By Katie Higginson, CEO of Community Impact Bucks
While the Oxfam scandal shocked and appalled the general public and those working in the voluntary sector, the controversy and the subsequent inquiry can feel far away from the work we do in Buckinghamshire and of little relevance to the day-to-day running of our organisations.
However, despite the failures happening in distant countries and the culprits working in a huge multinational organisation, there are important lessons for all organisations which seek to deliver positive social impact.
As the Charity Commission’s Chair Baroness Stowell states in the foreword to the Commission’s report on the scandal: “No charity is so large, nor is its mission so important, that it can afford to put its own reputation ahead of the dignity and well-being of those it exists to protect. But the implications of this inquiry are not confined to the failings of a single, big charity, because no charity is too small to bear its own share of responsibility for upholding the wider good name of charity.”
So what can we learn from the scandal?
Since the publication of the report, there has been extensive analysis from both the media and representatives within our sector, including some insightful commentary from ex-ActionAid Trustee Andrew Purkis and NCVO’s Karl Wilding.
As Andrew Purkis notes, all charities, regardless of size, are juggling competing priorities which are often accompanied by important moral and ethical questions. Even with best intentions, trustees won’t always get it right but, by putting some key things in place, every organisation can limit the possibility of wrong decisions being made.
Below are six areas every voluntary organisation should address:
1/ Safeguarding vulnerable people should run through the core of every organisation
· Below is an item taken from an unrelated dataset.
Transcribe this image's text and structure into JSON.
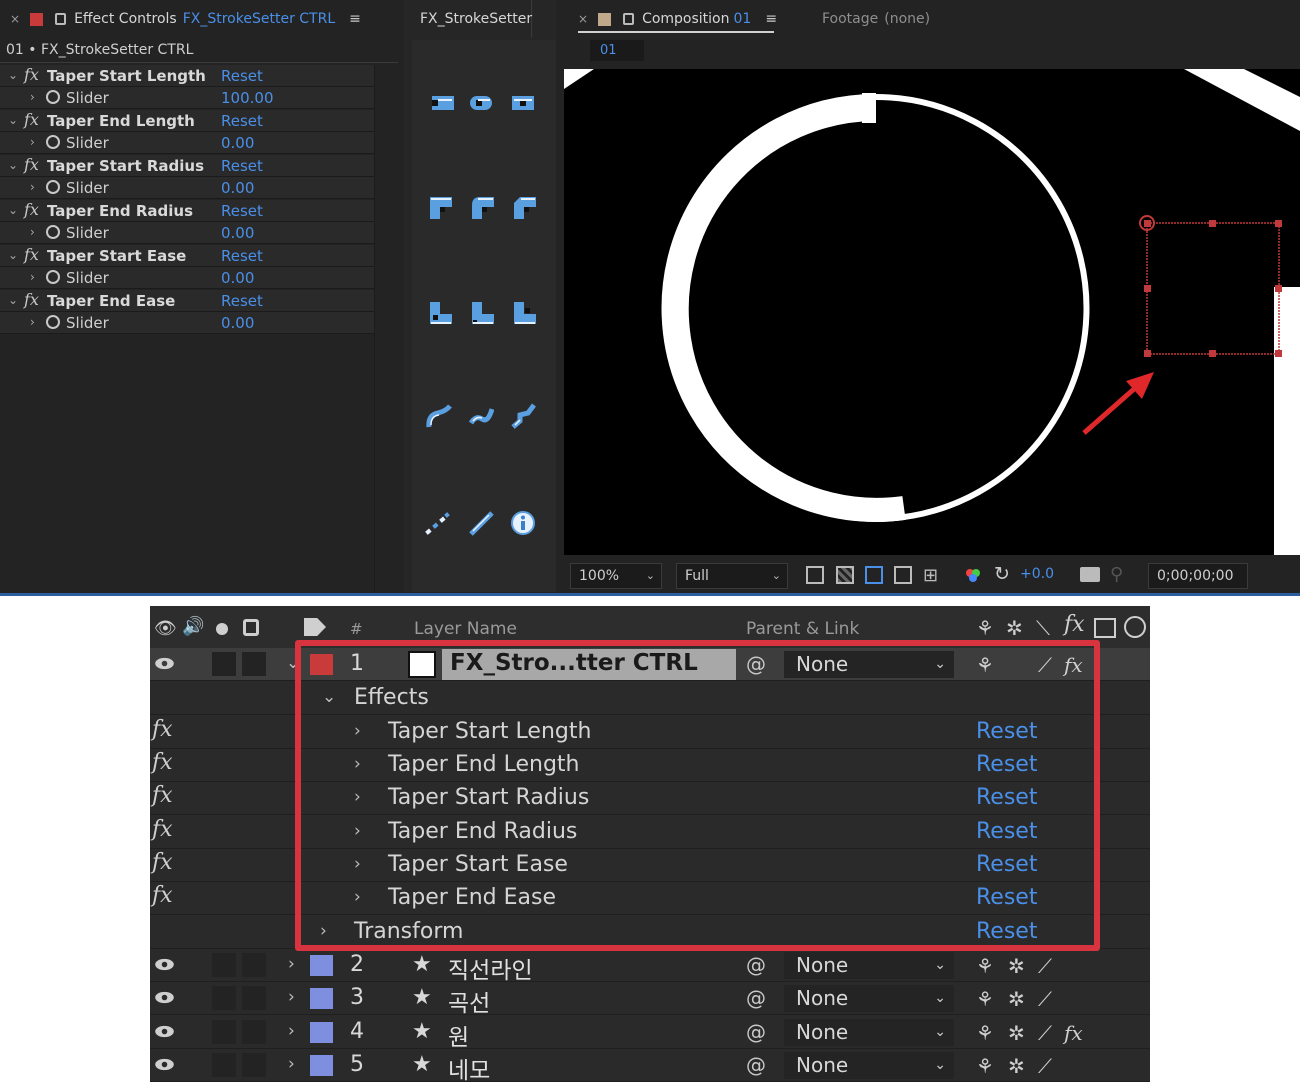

Even if you are not directly working with vulnerable service-users, you will come across them – perhaps amongst your volunteers or staff, or at fundraising events. Does everyone in your organisation know what to do if they have concerns about somebody? Have a look at NCVO’s guide for help on developing a solid approach to safeguarding in your organisation.
For additional support with your safeguarding processes, we have a number of safeguarding services that can help.
2/ Boards need to be diverse
Having people with different experiences and different ways of thinking will strengthen your decision-making: a person with a certain perspective will ask particular questions which can lead you to tackle issues you may not have thought of, and consequently generate new ideas and better solutions. If you are unsure how to embrace diversity, have a look at our range of online practical resources.
3/ Service users need to be involved in decisions
People who use your services should take part in all aspects of the service – not just as ‘end-users’ but at every stage from design, delivery, governance, to monitoring and evaluation. This will ensure that your service is truly effective and accountable to the people who matter most, and will leave your service-users feeling connected, valued, and empowered. It is also worth noting that this approach is increasingly expected by funders (for example the National Lottery Community Fund looks for a people-led approach). NCVO has published some useful advice for service user involvement.
4/ Manage your risk
A risk register will help you to have a clear and comprehensive understanding of what risks your organisation faces, and gives you specific actions to undertake in order to manage, reduce or eliminate those risks. It doesn’t have to be complicated and, once you know what it involves, it is far less daunting. We have picked out the best tools and guidance on how to do this , and can also provide further consultancy support to develop your risk management.
5/ Have a safe, open culture which listens
As Karl Wilding highlighted, creating the right culture within an organisation is crucial. Having an environment where people can speak up and be heard, as well as having the mechanisms in place that ensure these voice are ‘actively listened to’, will protect and strengthen your organisation. Protect (formerly Public Concern at Work) provides advice and support such as a ‘360° Benchmark’ tool to help you assess the effectiveness of your whistleblowing arrangements and provide you with an action plan on how to improve.
6/ Address your problems early
It is inevitable that problems will emerge but, by dealing with any issues as early as possible as well as being open and accountable, charities can protect their reputation and thereby funding and support levels. Be responsible and keep true to your mission. Our annual trustee conference on 19 September, Transparency and Trust, will provide key insights and simple actions to take away to help you achieve this.
The inquiry does not give us all the answers; it has shown us how complex the situation is and how we shouldn’t draw overly-simplistic conclusions. What it does tell us though is that safeguarding is not an extra but “a requirement of being a good charity”. It also highlights how “doing good isn’t enough – how we do it matters too.”
If you would like any advice on any of these issues, get in touch with us at firstname.lastname@example.org / 0330 236 9350 or if you need more in-depth support, contact Diane Rutter on email@example.com about our paid-for consultancy service.Back